RECORDS FOR THE TASK below:

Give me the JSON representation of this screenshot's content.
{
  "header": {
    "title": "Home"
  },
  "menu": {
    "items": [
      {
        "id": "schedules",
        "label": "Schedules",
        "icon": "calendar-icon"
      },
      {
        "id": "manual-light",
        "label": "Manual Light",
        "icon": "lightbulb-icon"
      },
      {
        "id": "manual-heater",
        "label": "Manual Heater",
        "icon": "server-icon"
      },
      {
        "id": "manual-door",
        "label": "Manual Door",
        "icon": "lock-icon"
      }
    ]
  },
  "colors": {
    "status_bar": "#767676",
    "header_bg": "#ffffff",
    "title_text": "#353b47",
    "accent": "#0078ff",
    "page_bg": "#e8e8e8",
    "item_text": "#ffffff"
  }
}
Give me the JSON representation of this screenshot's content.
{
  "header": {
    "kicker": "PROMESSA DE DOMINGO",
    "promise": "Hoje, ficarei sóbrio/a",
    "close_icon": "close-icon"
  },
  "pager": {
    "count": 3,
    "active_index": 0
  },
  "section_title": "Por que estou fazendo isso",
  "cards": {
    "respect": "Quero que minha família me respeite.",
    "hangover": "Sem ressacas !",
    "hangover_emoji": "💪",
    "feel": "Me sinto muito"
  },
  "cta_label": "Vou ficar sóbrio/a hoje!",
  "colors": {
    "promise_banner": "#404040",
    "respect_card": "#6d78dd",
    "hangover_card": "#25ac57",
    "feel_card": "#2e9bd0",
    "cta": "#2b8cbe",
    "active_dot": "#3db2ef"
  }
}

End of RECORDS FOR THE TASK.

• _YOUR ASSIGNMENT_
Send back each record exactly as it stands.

• _ANSWER TO THE PROBLEM_
Give me the JSON representation of this screenshot's content.
{
  "header": {
    "title": "Home"
  },
  "menu": {
    "items": [
      {
        "id": "schedules",
        "label": "Schedules",
        "icon": "calendar-icon"
      },
      {
        "id": "manual-light",
        "label": "Manual Light",
        "icon": "lightbulb-icon"
      },
      {
        "id": "manual-heater",
        "label": "Manual Heater",
        "icon": "server-icon"
      },
      {
        "id": "manual-door",
        "label": "Manual Door",
        "icon": "lock-icon"
      }
    ]
  },
  "colors": {
    "status_bar": "#767676",
    "header_bg": "#ffffff",
    "title_text": "#353b47",
    "accent": "#0078ff",
    "page_bg": "#e8e8e8",
    "item_text": "#ffffff"
  }
}
Give me the JSON representation of this screenshot's content.
{
  "header": {
    "kicker": "PROMESSA DE DOMINGO",
    "promise": "Hoje, ficarei sóbrio/a",
    "close_icon": "close-icon"
  },
  "pager": {
    "count": 3,
    "active_index": 0
  },
  "section_title": "Por que estou fazendo isso",
  "cards": {
    "respect": "Quero que minha família me respeite.",
    "hangover": "Sem ressacas !",
    "hangover_emoji": "💪",
    "feel": "Me sinto muito"
  },
  "cta_label": "Vou ficar sóbrio/a hoje!",
  "colors": {
    "promise_banner": "#404040",
    "respect_card": "#6d78dd",
    "hangover_card": "#25ac57",
    "feel_card": "#2e9bd0",
    "cta": "#2b8cbe",
    "active_dot": "#3db2ef"
  }
}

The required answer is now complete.